TASK DETAILS: Every entry must come back exactly as it was written.

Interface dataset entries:
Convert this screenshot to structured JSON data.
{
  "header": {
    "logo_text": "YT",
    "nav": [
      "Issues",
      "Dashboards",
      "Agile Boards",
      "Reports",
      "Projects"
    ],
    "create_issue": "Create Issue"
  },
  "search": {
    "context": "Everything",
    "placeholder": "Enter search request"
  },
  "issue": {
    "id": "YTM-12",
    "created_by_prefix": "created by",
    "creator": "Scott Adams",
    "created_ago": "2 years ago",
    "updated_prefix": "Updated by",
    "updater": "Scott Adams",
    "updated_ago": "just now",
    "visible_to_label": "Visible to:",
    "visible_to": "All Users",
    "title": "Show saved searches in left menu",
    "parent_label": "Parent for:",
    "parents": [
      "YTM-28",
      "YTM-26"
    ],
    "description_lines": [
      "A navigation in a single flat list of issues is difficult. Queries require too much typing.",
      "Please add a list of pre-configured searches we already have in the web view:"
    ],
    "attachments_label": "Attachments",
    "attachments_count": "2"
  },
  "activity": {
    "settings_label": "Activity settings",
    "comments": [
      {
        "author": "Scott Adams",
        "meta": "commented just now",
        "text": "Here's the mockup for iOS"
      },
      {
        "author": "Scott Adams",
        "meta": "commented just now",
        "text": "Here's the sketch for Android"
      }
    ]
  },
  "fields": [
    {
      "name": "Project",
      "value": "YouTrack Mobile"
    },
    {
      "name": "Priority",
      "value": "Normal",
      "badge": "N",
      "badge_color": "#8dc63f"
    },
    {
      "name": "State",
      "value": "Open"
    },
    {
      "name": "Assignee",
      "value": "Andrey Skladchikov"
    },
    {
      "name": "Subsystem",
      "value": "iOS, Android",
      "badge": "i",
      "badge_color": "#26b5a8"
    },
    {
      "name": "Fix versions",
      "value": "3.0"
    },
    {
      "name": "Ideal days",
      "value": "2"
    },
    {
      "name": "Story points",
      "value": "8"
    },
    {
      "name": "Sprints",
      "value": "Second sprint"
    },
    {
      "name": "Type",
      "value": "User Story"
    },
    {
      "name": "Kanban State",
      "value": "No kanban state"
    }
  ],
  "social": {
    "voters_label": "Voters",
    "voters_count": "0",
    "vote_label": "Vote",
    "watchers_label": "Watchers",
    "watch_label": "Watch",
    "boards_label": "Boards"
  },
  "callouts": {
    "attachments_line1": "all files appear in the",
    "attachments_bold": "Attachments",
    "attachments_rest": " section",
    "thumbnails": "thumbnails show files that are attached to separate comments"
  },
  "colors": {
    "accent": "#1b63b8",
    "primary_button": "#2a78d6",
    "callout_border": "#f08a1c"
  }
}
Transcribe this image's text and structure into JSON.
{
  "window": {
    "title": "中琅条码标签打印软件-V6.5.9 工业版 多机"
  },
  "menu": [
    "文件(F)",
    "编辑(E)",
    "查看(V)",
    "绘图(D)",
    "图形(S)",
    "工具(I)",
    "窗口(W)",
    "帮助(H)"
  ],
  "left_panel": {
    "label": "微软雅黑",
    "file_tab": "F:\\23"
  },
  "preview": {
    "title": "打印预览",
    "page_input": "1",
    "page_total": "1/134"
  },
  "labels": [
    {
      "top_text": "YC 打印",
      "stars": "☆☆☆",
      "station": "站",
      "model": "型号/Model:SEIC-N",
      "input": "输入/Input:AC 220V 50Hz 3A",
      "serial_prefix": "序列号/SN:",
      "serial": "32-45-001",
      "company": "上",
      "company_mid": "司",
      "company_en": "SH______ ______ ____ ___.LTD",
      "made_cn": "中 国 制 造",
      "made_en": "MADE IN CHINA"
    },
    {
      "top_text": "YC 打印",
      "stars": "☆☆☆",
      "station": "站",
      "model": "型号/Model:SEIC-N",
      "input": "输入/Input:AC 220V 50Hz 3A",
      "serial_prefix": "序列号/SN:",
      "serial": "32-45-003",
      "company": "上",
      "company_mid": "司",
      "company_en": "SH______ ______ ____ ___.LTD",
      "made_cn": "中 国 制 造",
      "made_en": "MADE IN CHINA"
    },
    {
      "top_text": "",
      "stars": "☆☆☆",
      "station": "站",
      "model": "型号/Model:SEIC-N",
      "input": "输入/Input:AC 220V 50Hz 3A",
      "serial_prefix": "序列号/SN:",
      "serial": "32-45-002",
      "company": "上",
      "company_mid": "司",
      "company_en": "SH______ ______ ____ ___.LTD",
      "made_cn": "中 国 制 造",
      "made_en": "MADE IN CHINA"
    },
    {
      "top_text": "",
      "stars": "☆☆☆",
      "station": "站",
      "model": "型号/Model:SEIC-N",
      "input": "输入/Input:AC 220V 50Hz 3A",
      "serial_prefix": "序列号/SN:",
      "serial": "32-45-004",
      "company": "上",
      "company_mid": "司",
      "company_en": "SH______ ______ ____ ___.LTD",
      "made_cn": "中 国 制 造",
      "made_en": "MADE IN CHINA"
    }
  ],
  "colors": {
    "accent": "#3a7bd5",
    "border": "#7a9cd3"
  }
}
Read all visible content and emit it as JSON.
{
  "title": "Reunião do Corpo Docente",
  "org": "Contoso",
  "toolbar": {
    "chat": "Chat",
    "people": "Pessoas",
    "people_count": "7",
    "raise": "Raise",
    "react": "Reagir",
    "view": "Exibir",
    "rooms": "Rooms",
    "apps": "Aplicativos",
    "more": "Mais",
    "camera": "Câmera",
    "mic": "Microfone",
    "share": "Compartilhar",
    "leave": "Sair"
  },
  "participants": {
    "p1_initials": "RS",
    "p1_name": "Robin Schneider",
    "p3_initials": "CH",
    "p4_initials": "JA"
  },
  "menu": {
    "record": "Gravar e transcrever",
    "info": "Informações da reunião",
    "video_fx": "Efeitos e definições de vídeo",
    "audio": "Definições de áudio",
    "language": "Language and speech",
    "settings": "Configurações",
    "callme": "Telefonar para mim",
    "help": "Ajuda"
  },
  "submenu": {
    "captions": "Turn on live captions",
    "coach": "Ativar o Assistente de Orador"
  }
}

YOUR SOLUTION:
Convert this screenshot to structured JSON data.
{
  "header": {
    "logo_text": "YT",
    "nav": [
      "Issues",
      "Dashboards",
      "Agile Boards",
      "Reports",
      "Projects"
    ],
    "create_issue": "Create Issue"
  },
  "search": {
    "context": "Everything",
    "placeholder": "Enter search request"
  },
  "issue": {
    "id": "YTM-12",
    "created_by_prefix": "created by",
    "creator": "Scott Adams",
    "created_ago": "2 years ago",
    "updated_prefix": "Updated by",
    "updater": "Scott Adams",
    "updated_ago": "just now",
    "visible_to_label": "Visible to:",
    "visible_to": "All Users",
    "title": "Show saved searches in left menu",
    "parent_label": "Parent for:",
    "parents": [
      "YTM-28",
      "YTM-26"
    ],
    "description_lines": [
      "A navigation in a single flat list of issues is difficult. Queries require too much typing.",
      "Please add a list of pre-configured searches we already have in the web view:"
    ],
    "attachments_label": "Attachments",
    "attachments_count": "2"
  },
  "activity": {
    "settings_label": "Activity settings",
    "comments": [
      {
        "author": "Scott Adams",
        "meta": "commented just now",
        "text": "Here's the mockup for iOS"
      },
      {
        "author": "Scott Adams",
        "meta": "commented just now",
        "text": "Here's the sketch for Android"
      }
    ]
  },
  "fields": [
    {
      "name": "Project",
      "value": "YouTrack Mobile"
    },
    {
      "name": "Priority",
      "value": "Normal",
      "badge": "N",
      "badge_color": "#8dc63f"
    },
    {
      "name": "State",
      "value": "Open"
    },
    {
      "name": "Assignee",
      "value": "Andrey Skladchikov"
    },
    {
      "name": "Subsystem",
      "value": "iOS, Android",
      "badge": "i",
      "badge_color": "#26b5a8"
    },
    {
      "name": "Fix versions",
      "value": "3.0"
    },
    {
      "name": "Ideal days",
      "value": "2"
    },
    {
      "name": "Story points",
      "value": "8"
    },
    {
      "name": "Sprints",
      "value": "Second sprint"
    },
    {
      "name": "Type",
      "value": "User Story"
    },
    {
      "name": "Kanban State",
      "value": "No kanban state"
    }
  ],
  "social": {
    "voters_label": "Voters",
    "voters_count": "0",
    "vote_label": "Vote",
    "watchers_label": "Watchers",
    "watch_label": "Watch",
    "boards_label": "Boards"
  },
  "callouts": {
    "attachments_line1": "all files appear in the",
    "attachments_bold": "Attachments",
    "attachments_rest": " section",
    "thumbnails": "thumbnails show files that are attached to separate comments"
  },
  "colors": {
    "accent": "#1b63b8",
    "primary_button": "#2a78d6",
    "callout_border": "#f08a1c"
  }
}
Transcribe this image's text and structure into JSON.
{
  "window": {
    "title": "中琅条码标签打印软件-V6.5.9 工业版 多机"
  },
  "menu": [
    "文件(F)",
    "编辑(E)",
    "查看(V)",
    "绘图(D)",
    "图形(S)",
    "工具(I)",
    "窗口(W)",
    "帮助(H)"
  ],
  "left_panel": {
    "label": "微软雅黑",
    "file_tab": "F:\\23"
  },
  "preview": {
    "title": "打印预览",
    "page_input": "1",
    "page_total": "1/134"
  },
  "labels": [
    {
      "top_text": "YC 打印",
      "stars": "☆☆☆",
      "station": "站",
      "model": "型号/Model:SEIC-N",
      "input": "输入/Input:AC 220V 50Hz 3A",
      "serial_prefix": "序列号/SN:",
      "serial": "32-45-001",
      "company": "上",
      "company_mid": "司",
      "company_en": "SH______ ______ ____ ___.LTD",
      "made_cn": "中 国 制 造",
      "made_en": "MADE IN CHINA"
    },
    {
      "top_text": "YC 打印",
      "stars": "☆☆☆",
      "station": "站",
      "model": "型号/Model:SEIC-N",
      "input": "输入/Input:AC 220V 50Hz 3A",
      "serial_prefix": "序列号/SN:",
      "serial": "32-45-003",
      "company": "上",
      "company_mid": "司",
      "company_en": "SH______ ______ ____ ___.LTD",
      "made_cn": "中 国 制 造",
      "made_en": "MADE IN CHINA"
    },
    {
      "top_text": "",
      "stars": "☆☆☆",
      "station": "站",
      "model": "型号/Model:SEIC-N",
      "input": "输入/Input:AC 220V 50Hz 3A",
      "serial_prefix": "序列号/SN:",
      "serial": "32-45-002",
      "company": "上",
      "company_mid": "司",
      "company_en": "SH______ ______ ____ ___.LTD",
      "made_cn": "中 国 制 造",
      "made_en": "MADE IN CHINA"
    },
    {
      "top_text": "",
      "stars": "☆☆☆",
      "station": "站",
      "model": "型号/Model:SEIC-N",
      "input": "输入/Input:AC 220V 50Hz 3A",
      "serial_prefix": "序列号/SN:",
      "serial": "32-45-004",
      "company": "上",
      "company_mid": "司",
      "company_en": "SH______ ______ ____ ___.LTD",
      "made_cn": "中 国 制 造",
      "made_en": "MADE IN CHINA"
    }
  ],
  "colors": {
    "accent": "#3a7bd5",
    "border": "#7a9cd3"
  }
}
Read all visible content and emit it as JSON.
{
  "title": "Reunião do Corpo Docente",
  "org": "Contoso",
  "toolbar": {
    "chat": "Chat",
    "people": "Pessoas",
    "people_count": "7",
    "raise": "Raise",
    "react": "Reagir",
    "view": "Exibir",
    "rooms": "Rooms",
    "apps": "Aplicativos",
    "more": "Mais",
    "camera": "Câmera",
    "mic": "Microfone",
    "share": "Compartilhar",
    "leave": "Sair"
  },
  "participants": {
    "p1_initials": "RS",
    "p1_name": "Robin Schneider",
    "p3_initials": "CH",
    "p4_initials": "JA"
  },
  "menu": {
    "record": "Gravar e transcrever",
    "info": "Informações da reunião",
    "video_fx": "Efeitos e definições de vídeo",
    "audio": "Definições de áudio",
    "language": "Language and speech",
    "settings": "Configurações",
    "callme": "Telefonar para mim",
    "help": "Ajuda"
  },
  "submenu": {
    "captions": "Turn on live captions",
    "coach": "Ativar o Assistente de Orador"
  }
}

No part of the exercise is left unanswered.